A day after securing the endorsement of a senior Ratana figure, Labour leader David Shearer will take the unusual step of returning to the marae for a second day.
He was one of a number of political leaders - alongside Prime Minister John Key, Greens co-leader Metiria Turei and NZ First leader Winston Peters - who made the pilgrimage to Ratana Pa, near Whanganui, on Thursday, for an annual day of political speeches.
But when Mr Shearer returns on Friday, he'll attend a church service marking the official birthday of Ratana Church founder Tahupotiki Wiremu Ratana alongside church faithful - an event politicians usually choose to skip.
It's a show of the rejuvenation of the relationship between Labour and Ratana, which dates back to 1936, but has strained in recent years over issues like the Foreshore and Seabed legislation, which saw the movement swing its support toward the Maori Party.
On Thursday, during a powhiri to welcome Labour to Ratana Pa, senior Ratana Church spokesman Ruia Aperahama said he is hopeful of a Labour win at the 2014 election - the strongest signal of support Labour has received from Ratana in recent years.
"It would seem the writing is written on the wall, that Labour stands to be the next government," Mr Aperahama said.
"Mr Shearer, I hope that in 12 months' time that you and your government will be successful with a strong coalition that represents the various and varied viewpoints of Maoridom."
Prime Minister John Key gave a strong speech on the marae on Thursday, touting the benefits National governments have delivered for the Ratana people throughout history, including building state houses in the area, along with an insulation programme and Treaty settlements within the last four years.
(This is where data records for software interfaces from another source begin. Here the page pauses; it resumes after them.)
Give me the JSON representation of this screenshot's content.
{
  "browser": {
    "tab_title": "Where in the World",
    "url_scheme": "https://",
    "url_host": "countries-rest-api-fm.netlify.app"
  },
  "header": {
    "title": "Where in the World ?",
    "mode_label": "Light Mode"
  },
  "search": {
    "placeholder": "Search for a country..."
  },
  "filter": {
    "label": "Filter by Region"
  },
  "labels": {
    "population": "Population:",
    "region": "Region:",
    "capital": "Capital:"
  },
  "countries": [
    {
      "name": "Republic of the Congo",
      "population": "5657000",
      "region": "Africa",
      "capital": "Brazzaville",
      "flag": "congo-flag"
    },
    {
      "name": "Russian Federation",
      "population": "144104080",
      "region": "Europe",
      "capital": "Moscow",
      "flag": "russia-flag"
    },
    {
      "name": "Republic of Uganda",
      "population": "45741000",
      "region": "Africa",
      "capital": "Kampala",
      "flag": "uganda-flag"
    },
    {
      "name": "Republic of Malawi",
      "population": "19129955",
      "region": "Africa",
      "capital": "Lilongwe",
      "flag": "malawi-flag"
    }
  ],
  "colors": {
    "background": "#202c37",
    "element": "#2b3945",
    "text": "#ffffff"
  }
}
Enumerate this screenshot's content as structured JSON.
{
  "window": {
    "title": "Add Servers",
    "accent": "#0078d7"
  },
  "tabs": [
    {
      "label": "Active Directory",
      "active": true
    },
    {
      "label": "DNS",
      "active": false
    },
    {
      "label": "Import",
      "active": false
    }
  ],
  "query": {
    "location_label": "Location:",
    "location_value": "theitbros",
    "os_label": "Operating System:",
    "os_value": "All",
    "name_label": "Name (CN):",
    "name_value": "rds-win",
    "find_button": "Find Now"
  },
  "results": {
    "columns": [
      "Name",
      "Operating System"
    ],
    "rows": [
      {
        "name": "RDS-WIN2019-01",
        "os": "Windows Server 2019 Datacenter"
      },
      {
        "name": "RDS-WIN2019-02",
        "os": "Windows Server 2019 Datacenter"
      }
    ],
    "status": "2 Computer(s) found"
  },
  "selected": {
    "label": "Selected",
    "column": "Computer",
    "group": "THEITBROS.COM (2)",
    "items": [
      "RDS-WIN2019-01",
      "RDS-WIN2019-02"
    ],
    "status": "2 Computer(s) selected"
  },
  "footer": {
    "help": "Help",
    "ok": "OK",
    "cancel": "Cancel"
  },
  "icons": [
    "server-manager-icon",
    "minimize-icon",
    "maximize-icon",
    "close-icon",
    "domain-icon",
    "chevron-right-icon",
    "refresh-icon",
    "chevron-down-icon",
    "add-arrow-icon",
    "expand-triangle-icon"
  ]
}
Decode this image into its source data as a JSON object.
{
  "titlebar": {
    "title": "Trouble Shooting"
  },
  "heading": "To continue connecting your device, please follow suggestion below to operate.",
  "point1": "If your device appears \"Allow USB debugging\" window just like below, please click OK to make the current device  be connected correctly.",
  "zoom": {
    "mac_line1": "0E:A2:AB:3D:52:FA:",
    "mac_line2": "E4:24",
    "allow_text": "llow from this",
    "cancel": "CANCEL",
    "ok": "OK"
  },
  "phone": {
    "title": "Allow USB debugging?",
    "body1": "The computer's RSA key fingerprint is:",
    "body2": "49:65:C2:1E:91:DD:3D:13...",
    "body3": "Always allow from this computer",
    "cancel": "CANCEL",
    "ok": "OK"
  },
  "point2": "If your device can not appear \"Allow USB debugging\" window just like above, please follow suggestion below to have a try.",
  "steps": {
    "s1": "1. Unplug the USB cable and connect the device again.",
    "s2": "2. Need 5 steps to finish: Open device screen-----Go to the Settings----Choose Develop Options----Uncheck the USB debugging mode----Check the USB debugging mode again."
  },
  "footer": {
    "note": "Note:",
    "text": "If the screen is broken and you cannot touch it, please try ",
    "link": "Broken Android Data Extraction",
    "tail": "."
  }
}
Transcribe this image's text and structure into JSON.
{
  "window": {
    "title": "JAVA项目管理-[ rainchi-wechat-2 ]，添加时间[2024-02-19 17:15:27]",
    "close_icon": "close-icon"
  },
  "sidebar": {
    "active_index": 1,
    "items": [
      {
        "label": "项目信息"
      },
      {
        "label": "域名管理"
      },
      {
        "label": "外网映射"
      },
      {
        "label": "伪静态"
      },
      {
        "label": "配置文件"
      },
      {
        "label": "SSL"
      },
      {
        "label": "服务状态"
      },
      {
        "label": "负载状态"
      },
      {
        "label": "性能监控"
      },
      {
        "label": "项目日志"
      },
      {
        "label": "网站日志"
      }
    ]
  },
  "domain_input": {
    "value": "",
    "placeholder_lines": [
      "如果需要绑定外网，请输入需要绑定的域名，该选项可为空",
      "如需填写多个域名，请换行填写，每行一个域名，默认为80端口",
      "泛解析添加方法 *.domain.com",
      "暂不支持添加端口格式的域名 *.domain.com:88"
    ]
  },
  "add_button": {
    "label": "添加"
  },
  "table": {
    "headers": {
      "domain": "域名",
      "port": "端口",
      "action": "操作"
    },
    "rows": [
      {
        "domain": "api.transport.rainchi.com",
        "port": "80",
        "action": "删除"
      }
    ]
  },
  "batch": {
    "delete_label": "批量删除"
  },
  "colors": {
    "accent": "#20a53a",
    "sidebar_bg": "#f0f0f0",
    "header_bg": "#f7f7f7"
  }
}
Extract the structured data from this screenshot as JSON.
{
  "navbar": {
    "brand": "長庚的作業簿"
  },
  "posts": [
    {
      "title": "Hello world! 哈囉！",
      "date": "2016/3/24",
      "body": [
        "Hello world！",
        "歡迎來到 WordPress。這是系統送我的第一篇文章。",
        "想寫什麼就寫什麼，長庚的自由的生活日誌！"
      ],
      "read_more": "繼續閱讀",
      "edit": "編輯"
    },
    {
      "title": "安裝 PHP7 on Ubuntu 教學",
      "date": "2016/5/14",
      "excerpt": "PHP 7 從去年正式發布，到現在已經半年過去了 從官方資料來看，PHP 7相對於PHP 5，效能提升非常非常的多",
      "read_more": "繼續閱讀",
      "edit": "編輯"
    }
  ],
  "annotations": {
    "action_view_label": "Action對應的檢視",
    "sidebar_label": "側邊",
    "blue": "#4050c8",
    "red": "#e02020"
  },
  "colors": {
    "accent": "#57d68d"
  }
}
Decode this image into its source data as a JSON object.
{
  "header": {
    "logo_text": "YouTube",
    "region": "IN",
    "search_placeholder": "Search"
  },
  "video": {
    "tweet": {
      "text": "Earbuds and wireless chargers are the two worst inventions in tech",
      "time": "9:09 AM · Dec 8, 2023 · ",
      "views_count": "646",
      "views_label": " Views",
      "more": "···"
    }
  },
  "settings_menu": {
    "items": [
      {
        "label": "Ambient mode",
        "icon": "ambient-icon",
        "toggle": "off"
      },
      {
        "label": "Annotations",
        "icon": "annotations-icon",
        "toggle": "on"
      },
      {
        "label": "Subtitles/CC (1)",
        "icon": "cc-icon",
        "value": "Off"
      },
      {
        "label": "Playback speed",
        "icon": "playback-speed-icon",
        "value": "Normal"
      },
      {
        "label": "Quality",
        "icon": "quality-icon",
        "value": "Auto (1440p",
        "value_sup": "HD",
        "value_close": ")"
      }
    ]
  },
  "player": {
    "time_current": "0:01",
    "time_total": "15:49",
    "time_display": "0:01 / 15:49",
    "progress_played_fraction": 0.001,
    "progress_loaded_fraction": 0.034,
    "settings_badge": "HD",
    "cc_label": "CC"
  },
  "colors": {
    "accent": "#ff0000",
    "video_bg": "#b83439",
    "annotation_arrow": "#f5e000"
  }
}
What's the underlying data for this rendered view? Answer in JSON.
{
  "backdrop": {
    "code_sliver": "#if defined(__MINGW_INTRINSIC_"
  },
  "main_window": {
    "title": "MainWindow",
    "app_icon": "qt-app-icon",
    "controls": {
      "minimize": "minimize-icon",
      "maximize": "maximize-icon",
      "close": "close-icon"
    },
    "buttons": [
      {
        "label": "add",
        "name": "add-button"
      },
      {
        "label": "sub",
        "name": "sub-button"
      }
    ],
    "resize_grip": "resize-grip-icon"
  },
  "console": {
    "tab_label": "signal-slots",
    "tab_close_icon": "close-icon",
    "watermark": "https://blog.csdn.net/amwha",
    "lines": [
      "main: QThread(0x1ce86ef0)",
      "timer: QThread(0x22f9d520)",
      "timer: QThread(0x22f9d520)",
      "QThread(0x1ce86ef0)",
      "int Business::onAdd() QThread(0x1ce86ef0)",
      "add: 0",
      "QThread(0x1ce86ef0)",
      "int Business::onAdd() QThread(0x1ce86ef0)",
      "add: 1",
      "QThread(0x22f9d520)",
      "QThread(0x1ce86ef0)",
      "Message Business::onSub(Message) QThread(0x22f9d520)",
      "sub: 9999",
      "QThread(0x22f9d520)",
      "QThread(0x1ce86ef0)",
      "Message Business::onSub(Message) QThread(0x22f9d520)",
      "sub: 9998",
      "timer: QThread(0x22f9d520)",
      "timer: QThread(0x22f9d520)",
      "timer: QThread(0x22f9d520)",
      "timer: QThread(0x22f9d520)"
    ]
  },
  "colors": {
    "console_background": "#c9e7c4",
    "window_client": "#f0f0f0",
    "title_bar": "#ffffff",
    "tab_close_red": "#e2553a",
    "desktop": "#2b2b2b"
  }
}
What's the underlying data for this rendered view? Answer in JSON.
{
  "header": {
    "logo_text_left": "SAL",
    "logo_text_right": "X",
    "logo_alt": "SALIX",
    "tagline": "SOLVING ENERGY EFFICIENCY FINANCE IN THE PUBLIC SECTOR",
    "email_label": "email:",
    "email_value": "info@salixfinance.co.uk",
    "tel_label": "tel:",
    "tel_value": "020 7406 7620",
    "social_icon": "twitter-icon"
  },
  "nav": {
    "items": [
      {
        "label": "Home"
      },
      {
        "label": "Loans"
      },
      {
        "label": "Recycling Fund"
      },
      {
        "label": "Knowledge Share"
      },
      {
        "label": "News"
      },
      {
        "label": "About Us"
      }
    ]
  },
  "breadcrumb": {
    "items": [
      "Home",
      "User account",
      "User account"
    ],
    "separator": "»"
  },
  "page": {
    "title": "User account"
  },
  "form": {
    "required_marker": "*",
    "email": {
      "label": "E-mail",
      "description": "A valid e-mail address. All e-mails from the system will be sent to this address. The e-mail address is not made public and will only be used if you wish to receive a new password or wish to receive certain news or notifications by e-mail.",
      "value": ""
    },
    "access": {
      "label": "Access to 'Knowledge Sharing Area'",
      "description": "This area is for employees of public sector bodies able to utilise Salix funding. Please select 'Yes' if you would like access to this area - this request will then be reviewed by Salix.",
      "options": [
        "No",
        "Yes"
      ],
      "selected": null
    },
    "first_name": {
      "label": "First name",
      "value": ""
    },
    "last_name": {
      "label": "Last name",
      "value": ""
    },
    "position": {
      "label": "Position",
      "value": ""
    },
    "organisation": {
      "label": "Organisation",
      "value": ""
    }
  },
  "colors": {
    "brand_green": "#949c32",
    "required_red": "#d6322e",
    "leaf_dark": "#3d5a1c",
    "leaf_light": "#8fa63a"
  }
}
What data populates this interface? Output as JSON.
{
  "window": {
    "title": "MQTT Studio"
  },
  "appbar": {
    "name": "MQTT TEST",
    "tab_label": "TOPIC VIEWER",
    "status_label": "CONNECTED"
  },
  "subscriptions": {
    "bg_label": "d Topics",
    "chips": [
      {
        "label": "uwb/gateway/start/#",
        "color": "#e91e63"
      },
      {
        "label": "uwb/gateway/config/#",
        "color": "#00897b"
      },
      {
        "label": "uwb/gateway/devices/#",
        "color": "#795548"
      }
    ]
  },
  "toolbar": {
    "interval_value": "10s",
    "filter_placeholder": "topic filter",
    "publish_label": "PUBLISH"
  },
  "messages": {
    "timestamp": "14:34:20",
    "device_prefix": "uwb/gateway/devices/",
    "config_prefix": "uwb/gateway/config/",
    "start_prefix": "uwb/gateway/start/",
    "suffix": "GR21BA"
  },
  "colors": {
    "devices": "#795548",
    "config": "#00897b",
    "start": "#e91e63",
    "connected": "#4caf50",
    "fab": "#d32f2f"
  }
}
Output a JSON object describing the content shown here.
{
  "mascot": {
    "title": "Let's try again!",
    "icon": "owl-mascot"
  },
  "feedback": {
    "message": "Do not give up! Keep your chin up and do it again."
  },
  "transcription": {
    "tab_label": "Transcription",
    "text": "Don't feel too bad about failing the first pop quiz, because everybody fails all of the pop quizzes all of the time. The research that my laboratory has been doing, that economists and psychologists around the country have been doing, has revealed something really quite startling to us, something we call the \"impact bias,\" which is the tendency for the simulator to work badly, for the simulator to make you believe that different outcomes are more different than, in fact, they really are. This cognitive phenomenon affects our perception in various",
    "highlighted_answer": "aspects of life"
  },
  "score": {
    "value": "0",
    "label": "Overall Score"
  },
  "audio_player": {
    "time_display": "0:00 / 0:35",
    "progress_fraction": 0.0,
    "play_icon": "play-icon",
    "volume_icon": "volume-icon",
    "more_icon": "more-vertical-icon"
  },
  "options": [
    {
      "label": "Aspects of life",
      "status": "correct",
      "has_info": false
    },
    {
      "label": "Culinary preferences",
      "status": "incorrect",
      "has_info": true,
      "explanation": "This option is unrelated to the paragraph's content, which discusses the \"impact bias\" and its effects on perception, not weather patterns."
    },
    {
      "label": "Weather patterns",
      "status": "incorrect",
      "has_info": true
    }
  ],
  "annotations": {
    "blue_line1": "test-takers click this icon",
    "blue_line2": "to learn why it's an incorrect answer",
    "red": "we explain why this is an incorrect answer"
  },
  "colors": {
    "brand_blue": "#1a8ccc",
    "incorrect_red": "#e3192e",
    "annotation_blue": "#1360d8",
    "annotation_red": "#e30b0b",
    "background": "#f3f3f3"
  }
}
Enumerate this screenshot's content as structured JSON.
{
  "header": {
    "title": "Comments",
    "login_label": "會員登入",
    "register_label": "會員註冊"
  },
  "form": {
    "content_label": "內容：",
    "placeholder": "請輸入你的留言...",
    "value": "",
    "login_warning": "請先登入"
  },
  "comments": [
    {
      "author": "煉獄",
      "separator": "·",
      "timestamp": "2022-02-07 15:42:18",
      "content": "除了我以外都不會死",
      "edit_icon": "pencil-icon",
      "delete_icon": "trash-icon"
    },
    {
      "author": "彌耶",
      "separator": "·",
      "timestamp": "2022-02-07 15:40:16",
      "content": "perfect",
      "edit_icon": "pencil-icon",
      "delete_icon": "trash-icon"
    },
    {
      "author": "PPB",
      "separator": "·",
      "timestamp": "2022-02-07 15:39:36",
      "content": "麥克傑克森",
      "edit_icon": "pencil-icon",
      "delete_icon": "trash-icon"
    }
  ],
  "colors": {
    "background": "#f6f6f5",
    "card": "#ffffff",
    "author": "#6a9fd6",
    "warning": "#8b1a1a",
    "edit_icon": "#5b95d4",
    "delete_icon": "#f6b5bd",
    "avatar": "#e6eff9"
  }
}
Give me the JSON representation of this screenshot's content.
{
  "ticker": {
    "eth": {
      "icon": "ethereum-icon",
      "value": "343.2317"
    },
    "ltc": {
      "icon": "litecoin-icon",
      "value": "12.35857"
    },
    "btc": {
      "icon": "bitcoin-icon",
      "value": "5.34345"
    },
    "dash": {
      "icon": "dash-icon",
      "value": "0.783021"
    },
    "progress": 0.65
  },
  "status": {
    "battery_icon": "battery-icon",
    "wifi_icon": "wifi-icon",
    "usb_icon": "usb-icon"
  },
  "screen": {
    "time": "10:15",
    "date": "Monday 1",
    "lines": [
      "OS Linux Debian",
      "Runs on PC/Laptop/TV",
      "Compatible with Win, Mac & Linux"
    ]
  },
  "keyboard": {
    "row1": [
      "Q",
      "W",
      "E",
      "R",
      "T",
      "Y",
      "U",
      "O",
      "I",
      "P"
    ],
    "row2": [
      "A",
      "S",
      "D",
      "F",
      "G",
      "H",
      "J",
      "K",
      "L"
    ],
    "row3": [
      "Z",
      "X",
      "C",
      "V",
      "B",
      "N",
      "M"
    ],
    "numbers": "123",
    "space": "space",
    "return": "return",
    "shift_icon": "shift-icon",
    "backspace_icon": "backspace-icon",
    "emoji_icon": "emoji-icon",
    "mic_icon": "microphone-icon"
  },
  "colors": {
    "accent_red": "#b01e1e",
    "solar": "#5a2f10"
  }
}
"They can turn up here at Ratana and tell you they love you, but they didn't love you enough to fix up your 113 houses. They didn't love you enough to do that," he said.
Off the marae, he said he was unfazed by Ratana's renewed ties with Labour, which Mr Shearer has made a priority of his leadership.